Nadal was one of the last people to learn of his uncle's decision to quit his regular coaching role and Toni admitted that it was wrong on his part to keep the 30-year-old in the dark about his intentions. However, the 14-time Grand Slam champion wished his uncle the best for the future and admitted that he understood the reason for his decision to take a step back.
"Toni is completely free, like he has always been, to take his own decisions and to choose what makes him happiest," Nadal said, as quoted by news.com.au. "I am comfortable with what he decides is best for him.
"Probably it's the moment to focus on other priorities and he said that the academy is one of these ones. It's a very ambitious project and also we don't have to forget that he has a family, three kids and two of them play tennis.
"I feel better when people who I love are happy and if it makes him happy, for me it's OK. Before being my coach, Toni is my uncle. He has been with me for a lifetime and the relationship with him has been a little bit more special than the one I have with my other uncles because I have lived everyday with him and I am very grateful to him for all the things he did for me," the Spaniard explained.
Carlos Moya joined Nadal's coaching team in December last year and will take over as the head coach with Francis Roig continuing in his role of assistant coach. Toni revealed that Moya's arrival was one of the reasons for his exit, but only after making sure the former world number one was fully committed to the cause.
"At the end of the year we will sit down and I will speak to Francis and Carlos," Nadal added when questioned about bringing in a replacement. "Primarily I suppose my team could stay the same if there are no issues. I don't know if I will need someone who can help me for some weeks but if I do, it will be a consistent relationship."
The Spaniard was speaking ahead of his first round encounter against Mischa Zverev at the Mexicano Telcel Open in Acapulco.

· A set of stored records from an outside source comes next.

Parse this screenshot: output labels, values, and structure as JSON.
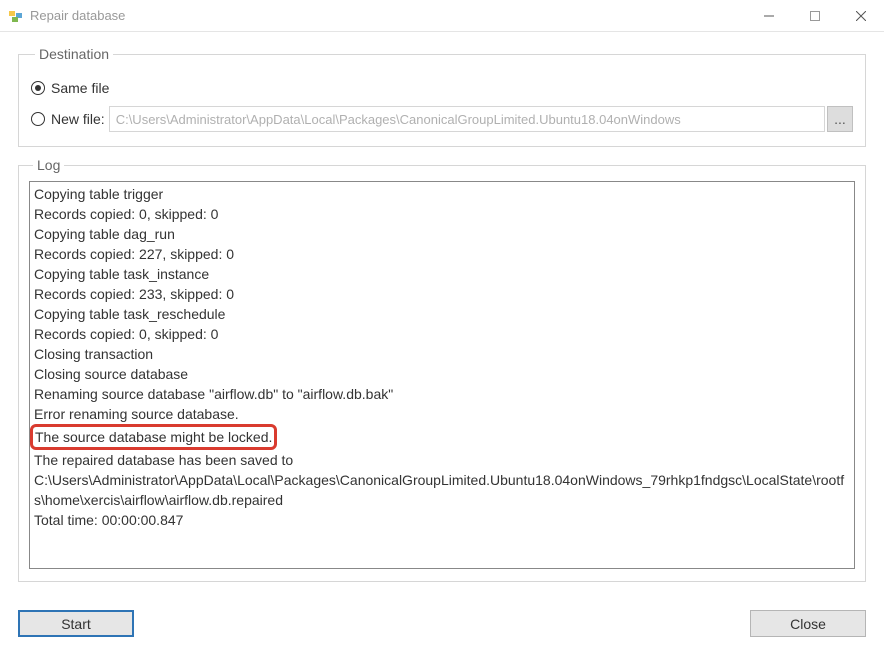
{
  "window": {
    "title": "Repair database"
  },
  "destination": {
    "legend": "Destination",
    "same_file_label": "Same file",
    "new_file_label": "New file:",
    "selected": "same_file",
    "new_file_path": "C:\\Users\\Administrator\\AppData\\Local\\Packages\\CanonicalGroupLimited.Ubuntu18.04onWindows",
    "browse_label": "..."
  },
  "log": {
    "legend": "Log",
    "lines": [
      "Copying table trigger",
      "Records copied: 0, skipped: 0",
      "Copying table dag_run",
      "Records copied: 227, skipped: 0",
      "Copying table task_instance",
      "Records copied: 233, skipped: 0",
      "Copying table task_reschedule",
      "Records copied: 0, skipped: 0",
      "Closing transaction",
      "Closing source database",
      "Renaming source database \"airflow.db\" to \"airflow.db.bak\"",
      "Error renaming source database."
    ],
    "highlight_line": "The source database might be locked.",
    "after_lines": [
      "The repaired database has been saved to C:\\Users\\Administrator\\AppData\\Local\\Packages\\CanonicalGroupLimited.Ubuntu18.04onWindows_79rhkp1fndgsc\\LocalState\\rootfs\\home\\xercis\\airflow\\airflow.db.repaired",
      "Total time: 00:00:00.847"
    ]
  },
  "buttons": {
    "start": "Start",
    "close": "Close"
  }
}
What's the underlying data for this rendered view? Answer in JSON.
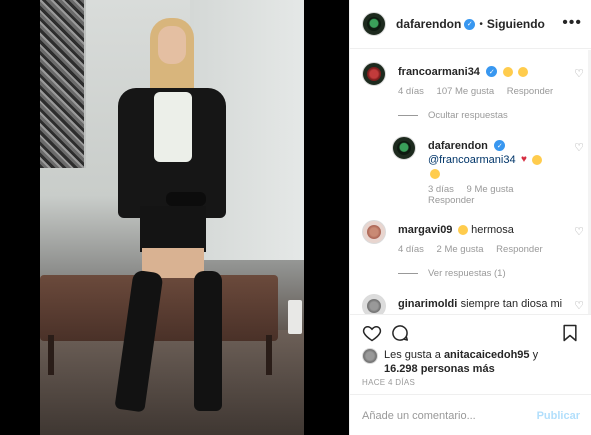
{
  "colors": {
    "verified": "#3897f0",
    "link": "#003569",
    "muted": "#999999",
    "post_disabled": "#b2dffc"
  },
  "header": {
    "username": "dafarendon",
    "separator": "•",
    "follow_status": "Siguiendo",
    "more": "•••"
  },
  "comments": [
    {
      "username": "francoarmani34",
      "text": "",
      "age": "4 días",
      "likes": "107 Me gusta",
      "reply": "Responder"
    },
    {
      "username": "dafarendon",
      "mention": "@francoarmani34",
      "age": "3 días",
      "likes": "9 Me gusta",
      "reply": "Responder"
    },
    {
      "username": "margavi09",
      "text": "hermosa",
      "age": "4 días",
      "likes": "2 Me gusta",
      "reply": "Responder"
    },
    {
      "username": "ginarimoldi",
      "text": "siempre tan diosa mi"
    }
  ],
  "replies": {
    "hide": "Ocultar respuestas",
    "view": "Ver respuestas (1)"
  },
  "likes": {
    "prefix": "Les gusta a",
    "user": "anitacaicedoh95",
    "and": "y",
    "count": "16.298 personas más"
  },
  "timestamp": "HACE 4 DÍAS",
  "input": {
    "placeholder": "Añade un comentario...",
    "post": "Publicar"
  },
  "icons": [
    "more-icon",
    "heart-icon",
    "comment-icon",
    "bookmark-icon",
    "verified-icon"
  ]
}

It is his first match since losing to Roger Federer in the finals of the Australian Open.